(Stored records)
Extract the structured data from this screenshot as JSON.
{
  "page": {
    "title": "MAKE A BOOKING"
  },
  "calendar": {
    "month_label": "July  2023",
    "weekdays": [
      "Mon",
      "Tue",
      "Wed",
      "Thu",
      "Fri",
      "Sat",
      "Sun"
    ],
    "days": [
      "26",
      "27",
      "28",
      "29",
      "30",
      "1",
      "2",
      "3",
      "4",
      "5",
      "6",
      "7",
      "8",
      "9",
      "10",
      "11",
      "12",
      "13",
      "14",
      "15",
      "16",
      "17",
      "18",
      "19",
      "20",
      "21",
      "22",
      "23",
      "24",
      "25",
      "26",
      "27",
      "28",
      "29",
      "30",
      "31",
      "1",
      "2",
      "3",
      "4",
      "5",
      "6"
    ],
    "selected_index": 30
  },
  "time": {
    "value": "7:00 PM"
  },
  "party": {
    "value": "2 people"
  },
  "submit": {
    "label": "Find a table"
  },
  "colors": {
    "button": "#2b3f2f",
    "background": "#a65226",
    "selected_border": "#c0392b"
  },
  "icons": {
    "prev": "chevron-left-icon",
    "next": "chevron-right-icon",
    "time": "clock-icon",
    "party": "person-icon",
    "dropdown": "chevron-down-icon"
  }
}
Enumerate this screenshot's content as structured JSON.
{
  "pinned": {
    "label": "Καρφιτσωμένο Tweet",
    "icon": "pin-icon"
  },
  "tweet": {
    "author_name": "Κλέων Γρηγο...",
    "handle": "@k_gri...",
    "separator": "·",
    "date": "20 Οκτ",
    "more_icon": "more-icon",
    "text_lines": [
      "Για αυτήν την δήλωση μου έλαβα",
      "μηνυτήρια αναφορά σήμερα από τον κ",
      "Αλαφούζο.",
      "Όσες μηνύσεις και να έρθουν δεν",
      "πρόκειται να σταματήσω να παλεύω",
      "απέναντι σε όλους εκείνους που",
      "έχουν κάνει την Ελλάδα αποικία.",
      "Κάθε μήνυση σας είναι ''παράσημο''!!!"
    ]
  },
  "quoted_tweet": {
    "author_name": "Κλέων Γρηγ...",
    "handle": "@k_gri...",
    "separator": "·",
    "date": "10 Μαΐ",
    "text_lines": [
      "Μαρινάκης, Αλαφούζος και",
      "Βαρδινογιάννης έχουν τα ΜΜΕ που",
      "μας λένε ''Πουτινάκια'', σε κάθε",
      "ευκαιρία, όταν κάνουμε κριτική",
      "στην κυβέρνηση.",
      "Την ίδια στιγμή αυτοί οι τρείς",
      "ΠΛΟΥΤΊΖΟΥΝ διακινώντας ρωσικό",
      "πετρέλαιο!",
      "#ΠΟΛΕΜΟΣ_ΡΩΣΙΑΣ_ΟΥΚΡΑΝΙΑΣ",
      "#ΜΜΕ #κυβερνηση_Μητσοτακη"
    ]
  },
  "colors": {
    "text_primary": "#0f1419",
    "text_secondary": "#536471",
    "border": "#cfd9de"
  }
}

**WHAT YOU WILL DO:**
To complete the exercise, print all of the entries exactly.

**TASK RESPONSE:**
Extract the structured data from this screenshot as JSON.
{
  "page": {
    "title": "MAKE A BOOKING"
  },
  "calendar": {
    "month_label": "July  2023",
    "weekdays": [
      "Mon",
      "Tue",
      "Wed",
      "Thu",
      "Fri",
      "Sat",
      "Sun"
    ],
    "days": [
      "26",
      "27",
      "28",
      "29",
      "30",
      "1",
      "2",
      "3",
      "4",
      "5",
      "6",
      "7",
      "8",
      "9",
      "10",
      "11",
      "12",
      "13",
      "14",
      "15",
      "16",
      "17",
      "18",
      "19",
      "20",
      "21",
      "22",
      "23",
      "24",
      "25",
      "26",
      "27",
      "28",
      "29",
      "30",
      "31",
      "1",
      "2",
      "3",
      "4",
      "5",
      "6"
    ],
    "selected_index": 30
  },
  "time": {
    "value": "7:00 PM"
  },
  "party": {
    "value": "2 people"
  },
  "submit": {
    "label": "Find a table"
  },
  "colors": {
    "button": "#2b3f2f",
    "background": "#a65226",
    "selected_border": "#c0392b"
  },
  "icons": {
    "prev": "chevron-left-icon",
    "next": "chevron-right-icon",
    "time": "clock-icon",
    "party": "person-icon",
    "dropdown": "chevron-down-icon"
  }
}
Enumerate this screenshot's content as structured JSON.
{
  "pinned": {
    "label": "Καρφιτσωμένο Tweet",
    "icon": "pin-icon"
  },
  "tweet": {
    "author_name": "Κλέων Γρηγο...",
    "handle": "@k_gri...",
    "separator": "·",
    "date": "20 Οκτ",
    "more_icon": "more-icon",
    "text_lines": [
      "Για αυτήν την δήλωση μου έλαβα",
      "μηνυτήρια αναφορά σήμερα από τον κ",
      "Αλαφούζο.",
      "Όσες μηνύσεις και να έρθουν δεν",
      "πρόκειται να σταματήσω να παλεύω",
      "απέναντι σε όλους εκείνους που",
      "έχουν κάνει την Ελλάδα αποικία.",
      "Κάθε μήνυση σας είναι ''παράσημο''!!!"
    ]
  },
  "quoted_tweet": {
    "author_name": "Κλέων Γρηγ...",
    "handle": "@k_gri...",
    "separator": "·",
    "date": "10 Μαΐ",
    "text_lines": [
      "Μαρινάκης, Αλαφούζος και",
      "Βαρδινογιάννης έχουν τα ΜΜΕ που",
      "μας λένε ''Πουτινάκια'', σε κάθε",
      "ευκαιρία, όταν κάνουμε κριτική",
      "στην κυβέρνηση.",
      "Την ίδια στιγμή αυτοί οι τρείς",
      "ΠΛΟΥΤΊΖΟΥΝ διακινώντας ρωσικό",
      "πετρέλαιο!",
      "#ΠΟΛΕΜΟΣ_ΡΩΣΙΑΣ_ΟΥΚΡΑΝΙΑΣ",
      "#ΜΜΕ #κυβερνηση_Μητσοτακη"
    ]
  },
  "colors": {
    "text_primary": "#0f1419",
    "text_secondary": "#536471",
    "border": "#cfd9de"
  }
}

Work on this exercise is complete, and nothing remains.